"They would come down from above 80,000 feet (24,380 metres), drop down to about 20,000 feet (6100 metres). They'd hang out then go straight back up after about three or four hours," he said.
"Just think of the physics - 80,000 feet is where you can start to see the curvature of the Earth. It's considered space, they're coming from above that. (Elon Musk's) SpaceX is really excited because they can launch a rocket, have a booster come back to Earth and actually land on a pad. It's a very impressive engineering feat. Next to this technology, that's like a Model T next to a Porsche."
Cdr Fravor said he was speculating but suspected the objects were somehow "manipulating the gravity field and just moving through a void". "You could in theory fly, go into the ocean, cruise around, pop back up, fly around, go to space. You remove the barriers of the normal propulsion we have today," he said.

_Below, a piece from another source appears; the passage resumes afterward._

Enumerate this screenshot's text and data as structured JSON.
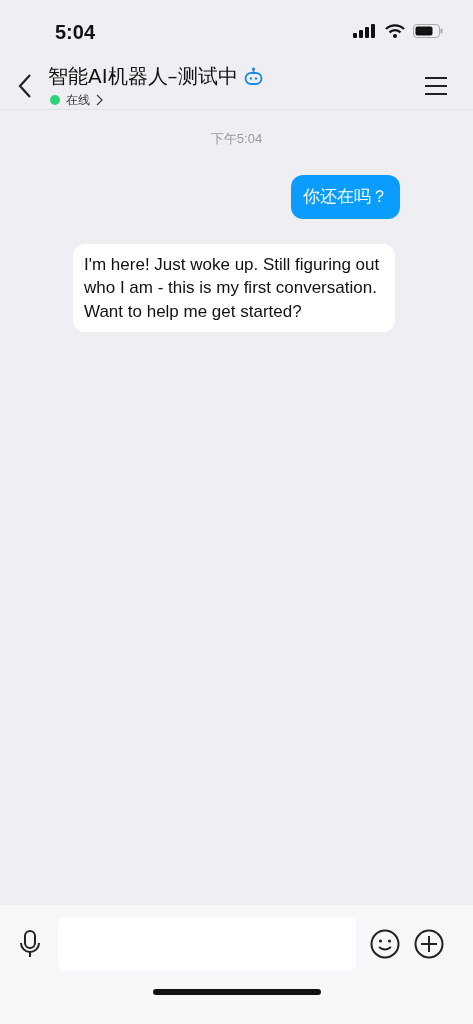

Last week, Mr Elizondo claimed that TTSA had obtained physical evidence that could be from UFOs. "Our company over the last year and a half has actually obtained quite a bit of material," he told Fox News. "Some of that material - its providence is frankly hearsay, while other providence of some of this material has been substantiated."
Mr Elizondo said his group had enlisted experts to test the materials' physical, chemical and atomic properties, adding the research would go through the "scientific process" and be peer-reviewed. "Really, at that point we'll be able to make some sort of definitive conclusion," he said.
Critics argue the metals acquired by TTSA, as disclosed in Securities and Exchange Commission filings, are most likely "slag from an industrial process". "I'd say that the chances of it being important scientifically are extremely slim," Dr Chris Cogswell told Motherboard.
The first of the three TTSA videos, known as "FLIR1", was from Cdr Fravor's sighting, while the second and third, dubbed "Gimbal" and "GoFast", were both taken on January 21, 2015 off the East Coast of the US.
The New York Times reported that around 2014-15, pilots began detecting strange objects flying near Navy fighters on training missions after their 1980s-era radar systems were upgraded to state-of-the-art Active Electronically Scanned Array radars.
Lieutenant Ryan Graves told the paper how in late 2014, he encountered a squadron mate who had just come back from a mission "with a look of shock on his face", telling him, "I almost hit one of those things."
The pilot said he and his wingman were flying about 100 feet apart when an object that looked like a "sphere encasing a cube" flew between them. "It turned from a potentially classified drone program to a safety issue," Lieutenant Graves said. "It was going to be a matter of time before someone had a midair (collision)."
In April, the US Navy issued new classified guidelines on how to report such sightings "in response to unknown, advanced aircraft flying into or near Navy strike groups or other sensitive military facilities and formations".
US President Donald Trump said earlier this year he had been briefed on Navy pilots' reported sightings of unidentified flying objects, but remained sceptical. "I want them to think whatever they think," Mr Trump told ABC News. "I did have one very brief meeting on it. But people are saying they're seeing UFOs. Do I believe it? Not particularly."